The authors have no funding, financial relationships, or conflicts of interest to disclose.

On a January morning, an 87-year-old woman was found unresponsive in the fields. She had fixed pupils and a respiration rate of about 6 per minute. Rectal temperature was recorded as “< 80°F,” as no thermometer was available to read lower than 80°F. The electrocardiogram demonstrated atrial fibrillation with severe bradycardia and giant Osborn waves measuring up to 25 mm (2.5 mV) in amplitude and 160 ms in duration. In each lead, the axis and amplitude of the Osborn waves followed those of the QRS complexes.1 The patient was successfully rewarmed and survived!

Figure 1.

Electrocardiogram revealing probable atrial fibrillation with a ventricular rate of about 18 per minute. Note that there are only 3 QRS complexes in the entire 10-second recording. Giant J waves or Osborn waves are consistent with severe hypothermia.

Figure 2.

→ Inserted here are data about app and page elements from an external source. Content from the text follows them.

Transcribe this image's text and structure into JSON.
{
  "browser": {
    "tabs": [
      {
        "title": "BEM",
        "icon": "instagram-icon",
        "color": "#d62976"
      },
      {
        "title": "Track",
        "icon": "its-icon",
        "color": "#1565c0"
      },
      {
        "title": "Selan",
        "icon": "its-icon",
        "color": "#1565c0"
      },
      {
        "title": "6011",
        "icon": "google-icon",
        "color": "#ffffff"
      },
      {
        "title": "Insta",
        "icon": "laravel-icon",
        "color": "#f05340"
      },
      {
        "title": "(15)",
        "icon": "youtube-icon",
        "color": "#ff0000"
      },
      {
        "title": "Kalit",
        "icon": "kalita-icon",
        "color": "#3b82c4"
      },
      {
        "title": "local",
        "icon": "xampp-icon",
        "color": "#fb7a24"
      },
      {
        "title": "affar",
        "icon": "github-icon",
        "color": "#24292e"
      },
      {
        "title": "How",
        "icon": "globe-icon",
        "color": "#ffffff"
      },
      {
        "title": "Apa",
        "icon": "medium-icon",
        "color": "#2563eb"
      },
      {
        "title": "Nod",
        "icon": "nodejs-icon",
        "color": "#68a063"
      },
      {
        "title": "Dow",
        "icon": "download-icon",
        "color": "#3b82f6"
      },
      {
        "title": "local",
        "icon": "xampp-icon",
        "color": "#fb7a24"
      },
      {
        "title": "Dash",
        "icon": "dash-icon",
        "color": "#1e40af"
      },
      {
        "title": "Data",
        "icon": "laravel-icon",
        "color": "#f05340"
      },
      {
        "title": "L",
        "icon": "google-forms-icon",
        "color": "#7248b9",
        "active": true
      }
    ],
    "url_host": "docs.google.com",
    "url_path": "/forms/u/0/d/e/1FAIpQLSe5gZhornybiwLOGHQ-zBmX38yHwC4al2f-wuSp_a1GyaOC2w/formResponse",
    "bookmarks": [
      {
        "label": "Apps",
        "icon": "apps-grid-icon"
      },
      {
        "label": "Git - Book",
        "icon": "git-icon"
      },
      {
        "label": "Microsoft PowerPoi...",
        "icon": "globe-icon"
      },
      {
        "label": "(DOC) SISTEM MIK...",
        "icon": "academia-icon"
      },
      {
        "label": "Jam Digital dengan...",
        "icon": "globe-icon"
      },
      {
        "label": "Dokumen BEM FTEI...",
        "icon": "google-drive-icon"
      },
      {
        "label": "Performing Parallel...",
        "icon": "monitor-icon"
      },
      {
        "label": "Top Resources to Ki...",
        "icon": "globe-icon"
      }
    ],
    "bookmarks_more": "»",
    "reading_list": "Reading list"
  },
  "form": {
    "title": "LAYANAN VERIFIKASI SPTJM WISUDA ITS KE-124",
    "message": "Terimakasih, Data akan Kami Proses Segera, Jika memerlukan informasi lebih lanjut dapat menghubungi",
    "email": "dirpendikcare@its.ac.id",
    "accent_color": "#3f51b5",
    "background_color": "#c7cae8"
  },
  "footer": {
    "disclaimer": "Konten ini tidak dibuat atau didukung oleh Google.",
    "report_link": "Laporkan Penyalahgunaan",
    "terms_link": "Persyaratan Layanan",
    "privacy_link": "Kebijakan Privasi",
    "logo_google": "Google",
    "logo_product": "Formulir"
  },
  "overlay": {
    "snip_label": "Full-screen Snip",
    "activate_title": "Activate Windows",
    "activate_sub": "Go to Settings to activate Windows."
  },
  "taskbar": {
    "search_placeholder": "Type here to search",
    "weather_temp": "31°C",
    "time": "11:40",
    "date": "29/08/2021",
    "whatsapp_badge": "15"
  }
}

Electrocardiogram the next day shows resolution of atrial fibrillation, normalization of heart rate, trivial terminal notching of the QRS complexes in the inferolateral leads, and artifact.